Started to get a little erratic this morning and I decided to check out and hopefully replace the battery – assuming this was the problem. Removed the 4 back screws and realized this was a different style of module that I am used to. The center part is a round cover which is actually clipped on to the very large CR2016 battery! The cover is held down by 3 screws to the module board. Simply removed these and un-clipped the battery from the cover once it was in my hand. Replaced the battery by clipping the cover over it, then dropped the cover and battery assembly on to the board, lining up the 3 screw holes and screwed it back in place. Writing on the cover says to “press this” to reset after battery change, referring I think to small metal contact on the module. However on turning the watch over I saw that the digits were indicating fine, so skipped that instruction. Replaced the back of the watch and set the time data. All functions are working perfectly now including the back light, which actually was the first problem I saw prior to replacing the battery. Instead of lighting, it indicated code and altered the time setting to 12:00. This I suspected was the lack of power – hence the battery change today. It took me about 10 minutes start to finish.

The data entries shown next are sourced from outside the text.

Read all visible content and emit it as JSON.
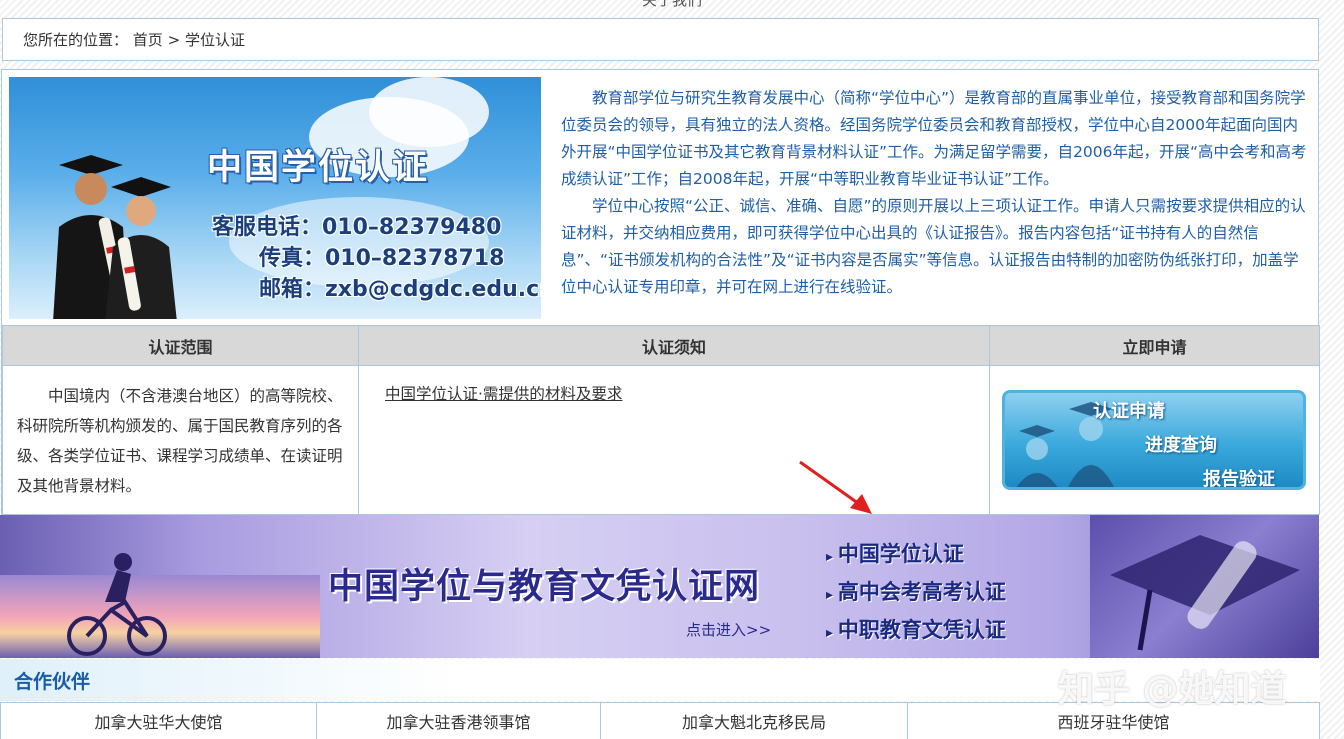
{
  "top_nav": {
    "cut_label": "关于我们"
  },
  "breadcrumb": {
    "prefix": "您所在的位置：",
    "home": "首页",
    "sep": ">",
    "current": "学位认证"
  },
  "hero": {
    "title": "中国学位认证",
    "phone": "客服电话：010–82379480",
    "fax": "传真：010–82378718",
    "email": "邮箱：zxb@cdgdc.edu.cn"
  },
  "intro": {
    "p1": "教育部学位与研究生教育发展中心（简称“学位中心”）是教育部的直属事业单位，接受教育部和国务院学位委员会的领导，具有独立的法人资格。经国务院学位委员会和教育部授权，学位中心自2000年起面向国内外开展“中国学位证书及其它教育背景材料认证”工作。为满足留学需要，自2006年起，开展“高中会考和高考成绩认证”工作；自2008年起，开展“中等职业教育毕业证书认证”工作。",
    "p2": "学位中心按照“公正、诚信、准确、自愿”的原则开展以上三项认证工作。申请人只需按要求提供相应的认证材料，并交纳相应费用，即可获得学位中心出具的《认证报告》。报告内容包括“证书持有人的自然信息”、“证书颁发机构的合法性”及“证书内容是否属实”等信息。认证报告由特制的加密防伪纸张打印，加盖学位中心认证专用印章，并可在网上进行在线验证。"
  },
  "table": {
    "headers": [
      "认证范围",
      "认证须知",
      "立即申请"
    ],
    "scope": "中国境内（不含港澳台地区）的高等院校、科研院所等机构颁发的、属于国民教育序列的各级、各类学位证书、课程学习成绩单、在读证明及其他背景材料。",
    "notice_link": "中国学位认证·需提供的材料及要求",
    "apply": {
      "line1": "认证申请",
      "line2": "进度查询",
      "line3": "报告验证"
    }
  },
  "banner": {
    "title": "中国学位与教育文凭认证网",
    "enter": "点击进入>>",
    "links": [
      "中国学位认证",
      "高中会考高考认证",
      "中职教育文凭认证"
    ]
  },
  "partners": {
    "title": "合作伙伴",
    "items": [
      "加拿大驻华大使馆",
      "加拿大驻香港领事馆",
      "加拿大魁北克移民局",
      "西班牙驻华使馆"
    ]
  },
  "watermark": "知乎 @她知道",
  "colors": {
    "link_blue": "#1f5fa8",
    "border": "#aac8e0",
    "header_gray": "#d8d8d8",
    "arrow_red": "#e02020"
  }
}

Sorry I didn’t think to take photographs, but suffice to say it was very easy to manage.
UPDATE – 16th July 2021
Well here we are some 7 years later after the last battery change. The watch is still working perfectly, display showing just great and a testament to the longevity of this classic Timex Expedition watch. The only thing I had to do was correct the day from the 18th to the 16th (today) and re-adjust the time slightly – it was 5 minutes fast – which is not bad after 7 years from an early quartz.